I know three individuals running this today. I tried looking up the results for all three, but was able to pull up only the results of one; a highly competitive and talented runner--he finished in an astonishing 3:20, but this is a half hour slower than his projected time. I'm not sure about the other two--maybe they decided not to run or I'm typing their names wrong like a moron and can't pull up their results. I'll have to wait and see about them. I can't wait to hear the live accounts of what it was like running the Boston Marathon during a Nor'easter. I heard early mutterings that the race might be canceled, but knowing what I know of runners, and the soul of the running community, in general, I didn't think they'd do that. Sure enough...the race must go on. Runners like to think they're pretty special people...and dammit they are. Running a marathon is a bitch under perfect conditions, let alone during a practical hurricane, pounding pavement for 26.2 miles of hilly asphalt.
In order for me to qualify for the Boston Marathon, I would have to run the whole 26.2 mile enchilada at an 8:45 pace. At my current level of fitness, I can run a half marathon at a 9 minute pace, but the best I'd done for a the marathon distance is a finish time of 4:30. My goal is to slowly extend my 9 minute pace over longer and longer distances. I've only been running 3.5 years, so I figure I haven't really reached my ultimate peak. If I worked my ass off, did my speed work dutifully every week, I just might be able to qualify for the Boston Marathon sometime in the next 3 years. Speed work currently consists of a once a month 5k and maybe cranking up the treadmill once in awhile till the sweat meanders it's way from the thick red masses onto my forehead, and then I turn it down, cause I don't want to mess up my makeup too much. If I wanted to and I had the competitive drive, I'd have to make it the singular focus of my life, and like I'm always talking about...there are too many other plates I'm trying to keep in the air. I'm more of the social kind of runner, anyway, that finds themselves attending running club functions and holding board positions, so I can meet more runners. I befriend them and then I torture them by making them read my blog posts. If I find out they're not reading, I decide I don't like them anymore. LOL!
So, I run my boring circuit of favored races and continue to wonder what it's like to run Boston. I've run 4 marathons, but only the Akron and Cleveland ones. I've yet to travel for a marathon, afraid of adding layers of complexity, like figuring out how to get there, where to stay, how to wrench the money out of a tight budget, and justify to my family why I want to leave them to run in distant locales. It took me forever to get them to the point of accepting that I'm going to be spending a good part of either Saturday or Sunday...running. They don't question or complain. I fear I'd run like crap too, cause I couldn't get to sleep because the room smelled funny or I'd have to eat crappy food and have diarrhea through the race. I think you have to be a flexible innate adventurer to really do the traveling marathon thing. One of the guys I know running today is one of those types; he combines his love of travel with his love of marathon running and has run a marathon in every state (twice) and every continent of the planet.

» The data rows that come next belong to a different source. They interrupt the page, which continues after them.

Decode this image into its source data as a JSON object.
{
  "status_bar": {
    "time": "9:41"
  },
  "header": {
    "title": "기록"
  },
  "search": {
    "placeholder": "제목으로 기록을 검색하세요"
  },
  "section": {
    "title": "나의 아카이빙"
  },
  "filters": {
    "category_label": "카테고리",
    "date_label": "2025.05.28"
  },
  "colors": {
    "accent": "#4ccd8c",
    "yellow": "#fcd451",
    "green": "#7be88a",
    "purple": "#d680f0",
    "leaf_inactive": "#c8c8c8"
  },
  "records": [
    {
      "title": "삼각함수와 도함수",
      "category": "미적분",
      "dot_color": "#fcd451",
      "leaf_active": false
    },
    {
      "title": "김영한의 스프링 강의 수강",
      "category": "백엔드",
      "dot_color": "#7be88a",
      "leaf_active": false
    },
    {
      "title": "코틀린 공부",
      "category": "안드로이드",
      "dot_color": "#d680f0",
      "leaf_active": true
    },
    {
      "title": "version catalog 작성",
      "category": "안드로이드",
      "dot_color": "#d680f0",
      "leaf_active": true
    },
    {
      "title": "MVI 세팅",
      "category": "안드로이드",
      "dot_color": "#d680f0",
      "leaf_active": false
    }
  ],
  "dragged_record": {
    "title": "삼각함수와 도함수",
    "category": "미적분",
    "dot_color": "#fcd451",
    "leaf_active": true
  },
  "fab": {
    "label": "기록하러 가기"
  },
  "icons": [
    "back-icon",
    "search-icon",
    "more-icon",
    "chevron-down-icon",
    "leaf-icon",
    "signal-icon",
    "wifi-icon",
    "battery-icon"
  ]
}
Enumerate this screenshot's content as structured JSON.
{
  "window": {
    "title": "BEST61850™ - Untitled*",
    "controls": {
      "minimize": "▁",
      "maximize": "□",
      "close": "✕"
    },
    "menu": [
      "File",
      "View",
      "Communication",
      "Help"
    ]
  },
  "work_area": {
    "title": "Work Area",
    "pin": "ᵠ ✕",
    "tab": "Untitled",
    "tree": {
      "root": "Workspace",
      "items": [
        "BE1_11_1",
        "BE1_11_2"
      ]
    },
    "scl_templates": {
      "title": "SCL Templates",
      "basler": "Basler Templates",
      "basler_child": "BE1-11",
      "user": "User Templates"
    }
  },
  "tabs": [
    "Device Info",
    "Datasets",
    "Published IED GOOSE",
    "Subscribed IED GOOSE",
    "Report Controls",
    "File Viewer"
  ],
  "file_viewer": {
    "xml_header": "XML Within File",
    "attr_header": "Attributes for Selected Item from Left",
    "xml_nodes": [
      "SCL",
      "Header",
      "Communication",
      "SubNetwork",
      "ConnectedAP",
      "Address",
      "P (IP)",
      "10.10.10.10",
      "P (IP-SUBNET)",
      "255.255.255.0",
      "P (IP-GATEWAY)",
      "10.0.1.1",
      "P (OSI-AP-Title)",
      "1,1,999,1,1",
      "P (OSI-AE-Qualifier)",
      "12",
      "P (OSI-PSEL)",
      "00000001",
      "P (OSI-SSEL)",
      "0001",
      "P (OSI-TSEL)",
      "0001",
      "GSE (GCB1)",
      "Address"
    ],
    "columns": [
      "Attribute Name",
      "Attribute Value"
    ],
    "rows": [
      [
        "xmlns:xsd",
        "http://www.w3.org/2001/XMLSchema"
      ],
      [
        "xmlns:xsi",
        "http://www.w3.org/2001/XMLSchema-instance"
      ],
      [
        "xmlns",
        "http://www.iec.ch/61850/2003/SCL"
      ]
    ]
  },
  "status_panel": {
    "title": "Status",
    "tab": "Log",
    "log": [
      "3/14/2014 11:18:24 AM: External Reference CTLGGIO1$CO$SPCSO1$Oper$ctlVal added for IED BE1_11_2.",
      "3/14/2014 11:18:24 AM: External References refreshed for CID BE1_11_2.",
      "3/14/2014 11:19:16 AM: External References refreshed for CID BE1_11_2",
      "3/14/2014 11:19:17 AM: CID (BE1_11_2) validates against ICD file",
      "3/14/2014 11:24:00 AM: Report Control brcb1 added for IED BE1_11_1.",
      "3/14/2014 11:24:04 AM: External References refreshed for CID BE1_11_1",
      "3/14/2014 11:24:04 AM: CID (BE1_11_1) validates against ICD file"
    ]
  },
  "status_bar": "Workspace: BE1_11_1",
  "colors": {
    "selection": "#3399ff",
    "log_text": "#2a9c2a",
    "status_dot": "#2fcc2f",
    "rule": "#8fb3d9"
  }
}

I listen to peoples' accounts of the Boston Marathon with rapt fascination, but I've discerned a pattern to their stories...yes, it's the experience of a lifetime--the actual running the course, crossing the finish line, but also a ticking off of a long series of pain-in-the-ass moments before culminating in the actual "experiential" moment of participating in the Boston Marathon. I wouldn't mind running it if I had a "scheduler" to handle all the hassle planning aspects of attending. Congrats to all who pulled this one off. Maybe someday...